Monday, March 26, 2012
How to Develop Good Ideas IV: Let's Create
Photo courtesy grietgriet of Morguefile.com
Last time we discussed the need to educate ourselves, so that our confidence will grow, and solutions will flow! (Ahem.) Anyway, this important step, if done well, will naturally lead to the development of all sorts of design approaches. In other words, it’s time to generate ideas. For myself, I find it a good idea to always have a sketchbook handy to record ideas.
Here’s what I typically do in my sketchbook. I write down any words and phrases that corresponds to information I’ve accumulated about the subject, the problem, and possible solutions. Then I write their opposites and explore definitions. This exercise helps me develop mental pictures which I will get down on paper quickly. I try to produce at least 10 to 30 ideas in a sitting.
My advice is to not worry about trite or hackneyed solutions at this point. Quantity is more important. But you will be surprised. Often it’s those trite solutions that can lead to something innovative, because they are trite for a reason. They communicate quickly with the audience, because they are familiar. And taking the familiar and making something new can be a great solution.

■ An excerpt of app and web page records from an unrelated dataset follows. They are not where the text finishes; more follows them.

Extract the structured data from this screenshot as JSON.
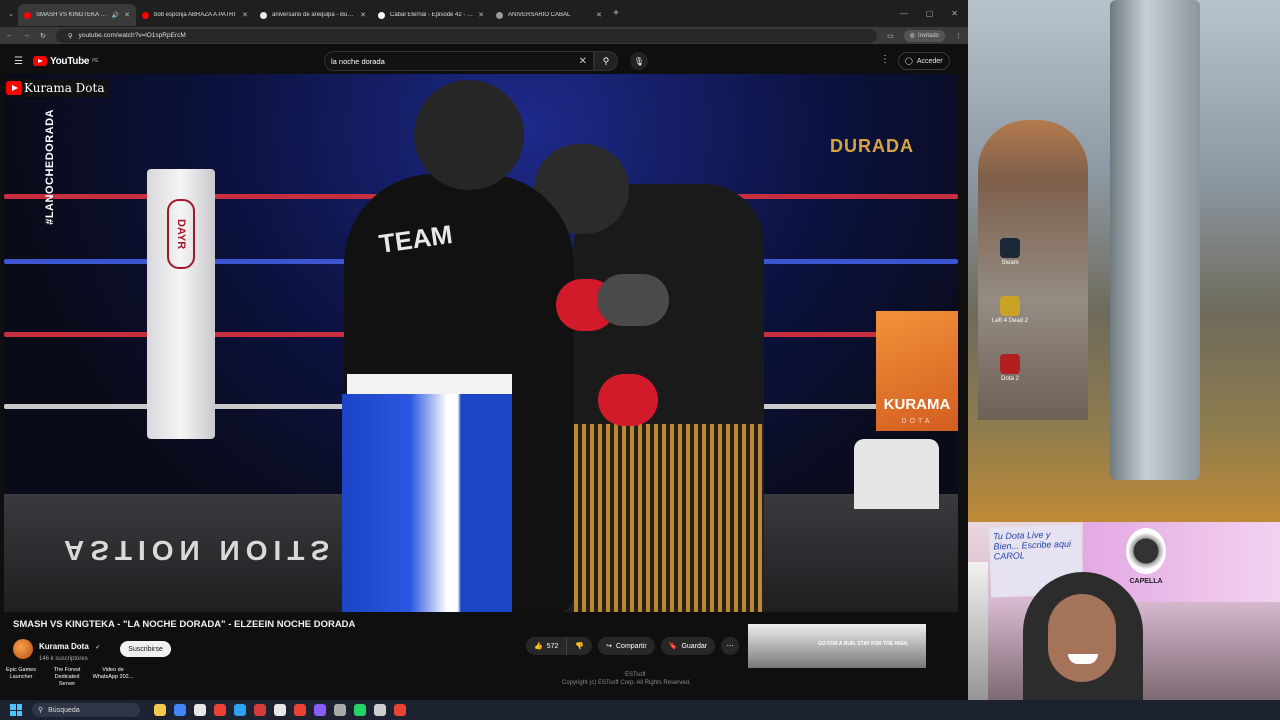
{
  "browser": {
    "tabs": [
      {
        "title": "SMASH VS KINGTEKA - \"LA",
        "favicon_color": "#ff0000",
        "active": true
      },
      {
        "title": "bob esponja ABRAZA A PATRI",
        "favicon_color": "#ff0000",
        "active": false
      },
      {
        "title": "aniversario de arequipa - Busca",
        "favicon_color": "#e8e8e8",
        "active": false
      },
      {
        "title": "Cabal Eternal - Episode 42 - Fu",
        "favicon_color": "#ffffff",
        "active": false
      },
      {
        "title": "ANIVERSARIO CABAL",
        "favicon_color": "#9c9c9c",
        "active": false
      }
    ],
    "url": "youtube.com/watch?v=lO1spRpErcM",
    "incognito_label": "Invitado"
  },
  "youtube": {
    "logo_text": "YouTube",
    "region": "PE",
    "search_value": "la noche dorada",
    "signin_label": "Acceder"
  },
  "video": {
    "channel_watermark": "Kurama Dota",
    "hashtag": "#LANOCHEDORADA",
    "sponsor": "DURADA",
    "post_logo": "DAYR",
    "shirt_text": "TEAM",
    "mat_text": "ASTION NOITS",
    "corner_logo": "KURAMA",
    "corner_logo_sub": "DOTA",
    "title": "SMASH VS KINGTEKA - \"LA NOCHE DORADA\" - ELZEEIN NOCHE DORADA",
    "channel_name": "Kurama Dota",
    "subscribers": "146 k suscriptores",
    "subscribe_label": "Suscribirse",
    "likes": "572",
    "share_label": "Compartir",
    "save_label": "Guardar",
    "ad_text": "GO FOR A RUN. STAY FOR THE HIGH."
  },
  "desktop": {
    "icons": [
      {
        "label": "Steam",
        "color": "#1b2838"
      },
      {
        "label": "Left 4 Dead 2",
        "color": "#c9a227"
      },
      {
        "label": "Dota 2",
        "color": "#b21f1f"
      }
    ],
    "bottom_icons": [
      "Epic Games Launcher",
      "The Forest Dedicated Server",
      "Video de WhatsApp 202..."
    ],
    "copyright": "Copyright (c) ESTsoft Corp. All Rights Reserved.",
    "footer_tag": "ESTsoft"
  },
  "webcam": {
    "note_text": "Tu Dota Live y Bien... Escribe aqui CAROL",
    "banner": "CAPELLA"
  },
  "taskbar": {
    "search_placeholder": "Búsqueda",
    "apps": [
      "#f2c94c",
      "#4285f4",
      "#e8e8e8",
      "#ea4335",
      "#2ea3f2",
      "#d63a3a",
      "#e8e8e8",
      "#ea4335",
      "#8b5cf6",
      "#aaaaaa",
      "#25d366",
      "#cccccc",
      "#ea4335"
    ]
  }
}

Anyway, getting a lot of ideas out quickly can lead to exploration that may even leave your original thought process in the dust. And you may even stray far away from a workable solution. That’s okay, because we are not editing the ideas yet. Just producing them.

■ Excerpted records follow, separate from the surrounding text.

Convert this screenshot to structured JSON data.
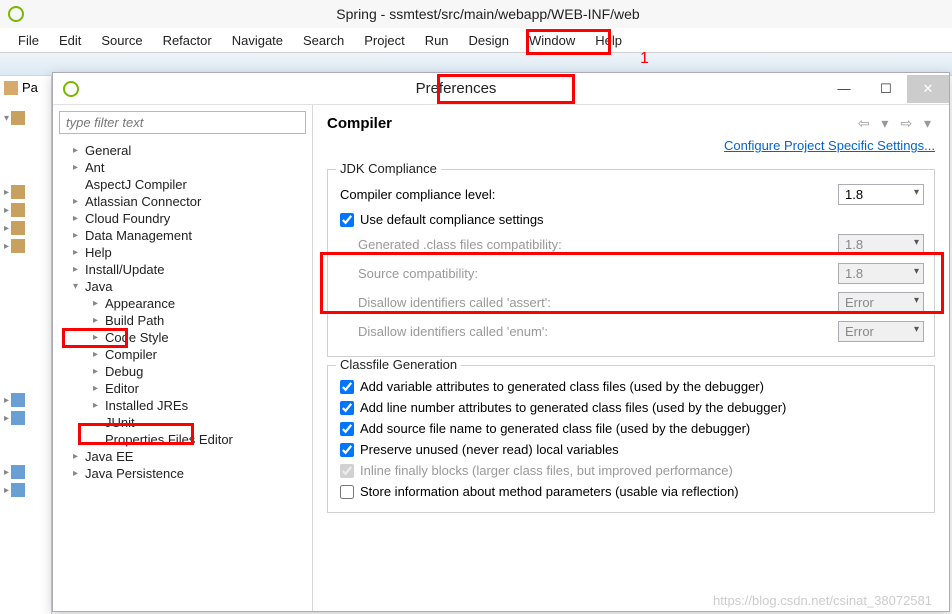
{
  "main": {
    "title": "Spring - ssmtest/src/main/webapp/WEB-INF/web",
    "menus": [
      "File",
      "Edit",
      "Source",
      "Refactor",
      "Navigate",
      "Search",
      "Project",
      "Run",
      "Design",
      "Window",
      "Help"
    ],
    "side_tab": "Pa"
  },
  "annotation": "1",
  "prefs": {
    "title": "Preferences",
    "filter_placeholder": "type filter text",
    "tree": {
      "lvl1": [
        {
          "label": "General",
          "exp": false
        },
        {
          "label": "Ant",
          "exp": false
        },
        {
          "label": "AspectJ Compiler",
          "leaf": true
        },
        {
          "label": "Atlassian Connector",
          "exp": false
        },
        {
          "label": "Cloud Foundry",
          "exp": false
        },
        {
          "label": "Data Management",
          "exp": false
        },
        {
          "label": "Help",
          "exp": false
        },
        {
          "label": "Install/Update",
          "exp": false
        },
        {
          "label": "Java",
          "exp": true,
          "children": [
            {
              "label": "Appearance",
              "exp": false
            },
            {
              "label": "Build Path",
              "exp": false
            },
            {
              "label": "Code Style",
              "exp": false
            },
            {
              "label": "Compiler",
              "exp": false
            },
            {
              "label": "Debug",
              "exp": false
            },
            {
              "label": "Editor",
              "exp": false
            },
            {
              "label": "Installed JREs",
              "exp": false
            },
            {
              "label": "JUnit",
              "leaf": true
            },
            {
              "label": "Properties Files Editor",
              "leaf": true
            }
          ]
        },
        {
          "label": "Java EE",
          "exp": false
        },
        {
          "label": "Java Persistence",
          "exp": false
        }
      ]
    },
    "right": {
      "heading": "Compiler",
      "config_link": "Configure Project Specific Settings...",
      "group1_title": "JDK Compliance",
      "compliance_label": "Compiler compliance level:",
      "compliance_value": "1.8",
      "use_default_label": "Use default compliance settings",
      "gen_class_label": "Generated .class files compatibility:",
      "gen_class_value": "1.8",
      "source_compat_label": "Source compatibility:",
      "source_compat_value": "1.8",
      "assert_label": "Disallow identifiers called 'assert':",
      "assert_value": "Error",
      "enum_label": "Disallow identifiers called 'enum':",
      "enum_value": "Error",
      "group2_title": "Classfile Generation",
      "cf1": "Add variable attributes to generated class files (used by the debugger)",
      "cf2": "Add line number attributes to generated class files (used by the debugger)",
      "cf3": "Add source file name to generated class file (used by the debugger)",
      "cf4": "Preserve unused (never read) local variables",
      "cf5": "Inline finally blocks (larger class files, but improved performance)",
      "cf6": "Store information about method parameters (usable via reflection)"
    }
  },
  "watermark": "https://blog.csdn.net/csinat_38072581"
}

Finally, write notes beside ideas that seem to work well as solutions. I include in my notes how it addresses the problem, what I liked about it, and why it seems to work. This will come in handy if I develop any of these ideas further. It will help me stay on track, have a clear goal, and be able to communicate with the client why this can work.

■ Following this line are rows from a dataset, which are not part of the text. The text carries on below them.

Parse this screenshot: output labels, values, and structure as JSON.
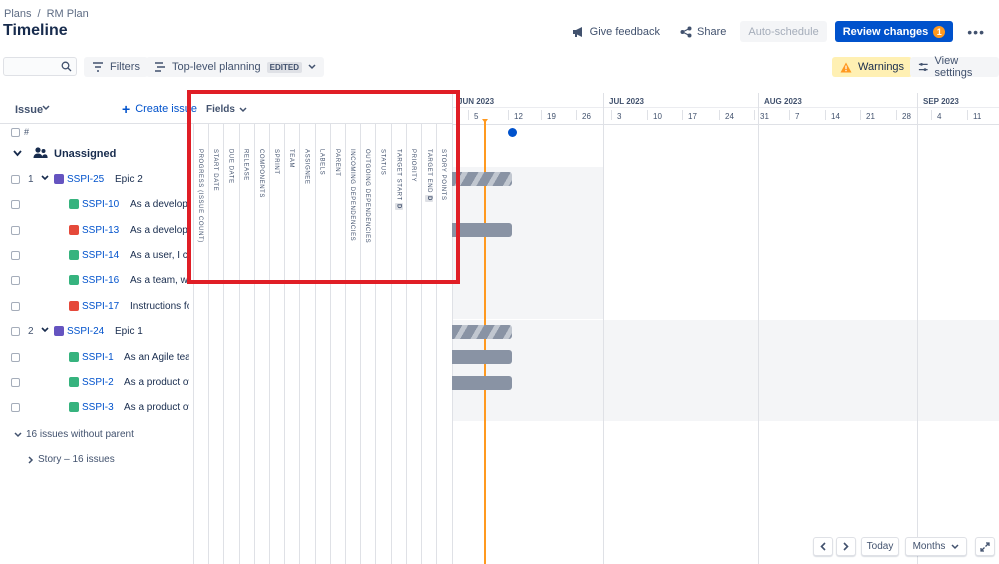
{
  "breadcrumb": {
    "root": "Plans",
    "sep": "/",
    "current": "RM Plan"
  },
  "page_title": "Timeline",
  "header_actions": {
    "feedback": "Give feedback",
    "share": "Share",
    "auto_schedule": "Auto-schedule",
    "review_changes": "Review changes",
    "review_count": "1"
  },
  "toolbar": {
    "filters": "Filters",
    "planning": "Top-level planning",
    "edited": "EDITED",
    "warnings": "Warnings",
    "view_settings": "View settings"
  },
  "issue_panel": {
    "column_label": "Issue",
    "create_issue": "Create issue",
    "hash": "#",
    "group_label": "Unassigned",
    "rows": [
      {
        "num": "1",
        "key": "SSPI-25",
        "summary": "Epic 2",
        "type": "epic"
      },
      {
        "num": "",
        "key": "SSPI-10",
        "summary": "As a developer...",
        "type": "story"
      },
      {
        "num": "",
        "key": "SSPI-13",
        "summary": "As a developer...",
        "type": "bug"
      },
      {
        "num": "",
        "key": "SSPI-14",
        "summary": "As a user, I can ...",
        "type": "story"
      },
      {
        "num": "",
        "key": "SSPI-16",
        "summary": "As a team, we c...",
        "type": "story"
      },
      {
        "num": "",
        "key": "SSPI-17",
        "summary": "Instructions for...",
        "type": "bug"
      },
      {
        "num": "2",
        "key": "SSPI-24",
        "summary": "Epic 1",
        "type": "epic"
      },
      {
        "num": "",
        "key": "SSPI-1",
        "summary": "As an Agile tea...",
        "type": "story"
      },
      {
        "num": "",
        "key": "SSPI-2",
        "summary": "As a product ow...",
        "type": "story"
      },
      {
        "num": "",
        "key": "SSPI-3",
        "summary": "As a product ow...",
        "type": "story"
      }
    ],
    "no_parent": "16 issues without parent",
    "story_group": "Story – 16 issues"
  },
  "fields": {
    "label": "Fields",
    "columns": [
      {
        "label": "PROGRESS (ISSUE COUNT)"
      },
      {
        "label": "START DATE"
      },
      {
        "label": "DUE DATE"
      },
      {
        "label": "RELEASE"
      },
      {
        "label": "COMPONENTS"
      },
      {
        "label": "SPRINT"
      },
      {
        "label": "TEAM"
      },
      {
        "label": "ASSIGNEE"
      },
      {
        "label": "LABELS"
      },
      {
        "label": "PARENT"
      },
      {
        "label": "INCOMING DEPENDENCIES"
      },
      {
        "label": "OUTGOING DEPENDENCIES"
      },
      {
        "label": "STATUS"
      },
      {
        "label": "TARGET START",
        "badge": "D"
      },
      {
        "label": "PRIORITY"
      },
      {
        "label": "TARGET END",
        "badge": "D"
      },
      {
        "label": "STORY POINTS"
      }
    ]
  },
  "timeline": {
    "months": [
      "JUN 2023",
      "JUL 2023",
      "AUG 2023",
      "SEP 2023"
    ],
    "days": [
      "5",
      "12",
      "19",
      "26",
      "3",
      "10",
      "17",
      "24",
      "31",
      "7",
      "14",
      "21",
      "28",
      "4",
      "11"
    ]
  },
  "bottom_controls": {
    "today": "Today",
    "scale": "Months"
  }
}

Also a quick word of advice. Be open to changes in direction. It happens. I try to present at least one unexpected solution to the client along with the expected. And I’ve found out that this can cause the client to reevaluate her direction. This type of situation teaches me that what the client originally thought was the problem was only a symptom. It pushes the solution in a direction that helps the client think more deeply. And sometimes forces a change in course.